"Our biggest issues generally come from movies and video games," Erhardt said. "Some are tough calls, and we spend a lot of time trying to make the right decisions. The time of day the commercial airs is an important consideration. A spot we might air at night could be found totally unsuitable for play earlier in the day when more children are in the audience."
The standards group is, in theory, independent, and is supposed to have the viewers' tastes in mind. Those folks don't want to reject a big sales opportunity, but they don't want to alienate the audience, either. Although putting this movie's ads in ESPN's kickoff weekend was a grand slam for the producers and marketers of "Sorority Row," it was a strikeout for ESPN's standards & practices.
If you wrap yourself in the mantle of college football to the extent ESPN does, you might have to make an occasional financial sacrifice to protect it. Put the "Sorority Row" spots in "SportsCenter," NFL, MLB or other such programs, but a campus slasher movie strikes too close to home in a college football game.
Little League reviews
Your reactions to youngsters playing a grownup game also had a subtle message.
• Brian, Mahwah, N.J., ESPN viewer: "The ESPN coverage has been phenomenal. It may be a cliché to say that the innocence and purity of watching these kids play is refreshing, but it is certainly never tiring."
• Ken, Peoria, Ill., ESPN viewer: "Was there ever a sporting event more fun to watch than Chula Vista's come from behind victory in the Little League World Series?"
The reactions in the mailbag to ESPN's coverage of the Little League World Series were almost unanimously positive. The ratings were good, the coverage was first-rate and the announcers remained true to the storylines of the games. The sidebars were informative, humanizing, touching and uplifting. The cameras told the story of the pressure on the players, as well as the pressure felt by their parents. To paraphrase an old saying, "For the parents of a Little Leaguer, a baseball game is simply a nervous breakdown captured in six innings."

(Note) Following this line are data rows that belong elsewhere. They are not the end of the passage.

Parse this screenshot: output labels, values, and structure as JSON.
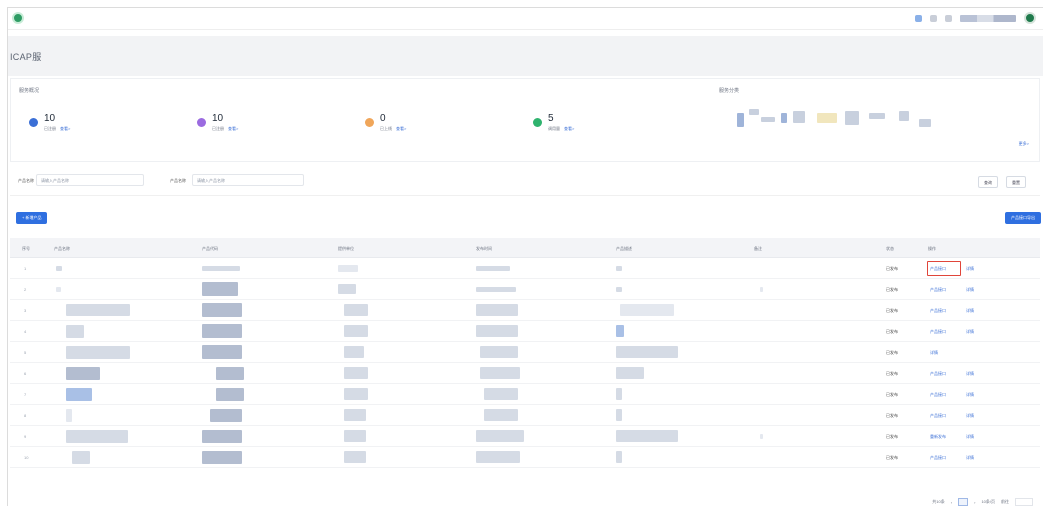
{
  "page": {
    "title": "ICAP服"
  },
  "stats": {
    "heading": "服务概况",
    "items": [
      {
        "value": "10",
        "label": "已注册",
        "link": "查看>",
        "color": "#3b6fd6"
      },
      {
        "value": "10",
        "label": "已注册",
        "link": "查看>",
        "color": "#9b6be0"
      },
      {
        "value": "0",
        "label": "已上线",
        "link": "查看>",
        "color": "#f0a65a"
      },
      {
        "value": "5",
        "label": "调用量",
        "link": "查看>",
        "color": "#2fb36e"
      }
    ],
    "side_heading": "服务分类",
    "side_more": "更多>"
  },
  "filter": {
    "label1": "产品名称",
    "placeholder1": "请输入产品名称",
    "label2": "产品名称",
    "placeholder2": "请输入产品名称",
    "search": "查询",
    "reset": "重置"
  },
  "actions": {
    "add": "+ 新增产品",
    "export": "产品接口导出"
  },
  "table": {
    "headers": [
      "序号",
      "产品名称",
      "产品代码",
      "提供单位",
      "发布时间",
      "产品描述",
      "备注",
      "状态",
      "操作"
    ],
    "rows": [
      {
        "idx": "1",
        "status": "已发布",
        "op1": "产品接口",
        "op2": "详情"
      },
      {
        "idx": "2",
        "status": "已发布",
        "op1": "产品接口",
        "op2": "详情"
      },
      {
        "idx": "3",
        "status": "已发布",
        "op1": "产品接口",
        "op2": "详情"
      },
      {
        "idx": "4",
        "status": "已发布",
        "op1": "产品接口",
        "op2": "详情"
      },
      {
        "idx": "5",
        "status": "已发布",
        "op1": "详情",
        "op2": ""
      },
      {
        "idx": "6",
        "status": "已发布",
        "op1": "产品接口",
        "op2": "详情"
      },
      {
        "idx": "7",
        "status": "已发布",
        "op1": "产品接口",
        "op2": "详情"
      },
      {
        "idx": "8",
        "status": "已发布",
        "op1": "产品接口",
        "op2": "详情"
      },
      {
        "idx": "9",
        "status": "已发布",
        "op1": "重新发布",
        "op2": "详情"
      },
      {
        "idx": "10",
        "status": "已发布",
        "op1": "产品接口",
        "op2": "详情"
      }
    ]
  },
  "pager": {
    "total": "共10条",
    "page": "1",
    "size": "10条/页",
    "goto": "前往"
  }
}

But an underlying thread in your letters seemed to go beyond just praise for the telecast -- and perhaps there's a lesson here for ESPN and the sports world it covers. Can it be that the fans crave events contested by "sportsmen" regardless of their age or the level of their performance? No, it wasn't "big league ball," but the competition was intense and the players were talented and passionate. Each home run captured the unbridled joy of the hitter, the deep anguish of the pitcher, and the viewer could revel in both.
One moment exemplified what viewers found so enthralling. As a young Californian circled the bases after hitting a game-tying home run, one of the Georgia infielders gave him a smile and a congratulatory tap on the shoulder. A brief but touching reminder of what true sportsmanship is. But it wasn't the only example. There were no glares from players questioning balls and strikes. There was no arguing the tag at home. There was no showboating or taunting.
Contrast this with what's seen on "SportsCenter" or any local newscast -- the look-at-me egocentrism, bench-clearing brawls, DUI crashes, sexual assaults, paternity suits, drug infractions, union disputes, near-bankrupt cities building billion-dollar stadiums for teams that can afford $200 million payrolls.
There is no question that all these things need to be covered along with the scores and incredible feats that make up today's world of competition. Sports have always been popular because they encompass the incredible highs and lows of triumph and tragedy. But today's ever-increasing curse of a dark underbelly that reflects the seamier side of our culture is real, and it's part of life.
The Little League World Series was a pleasant reminder that, at their core, sports can be about the dreams of the players, their teammates, their coaches, their parents and their towns. And watching 12- and 13-year-old kids play a game for the sheer joy of doing it can teach us all valuable lessons about life.
Until next time.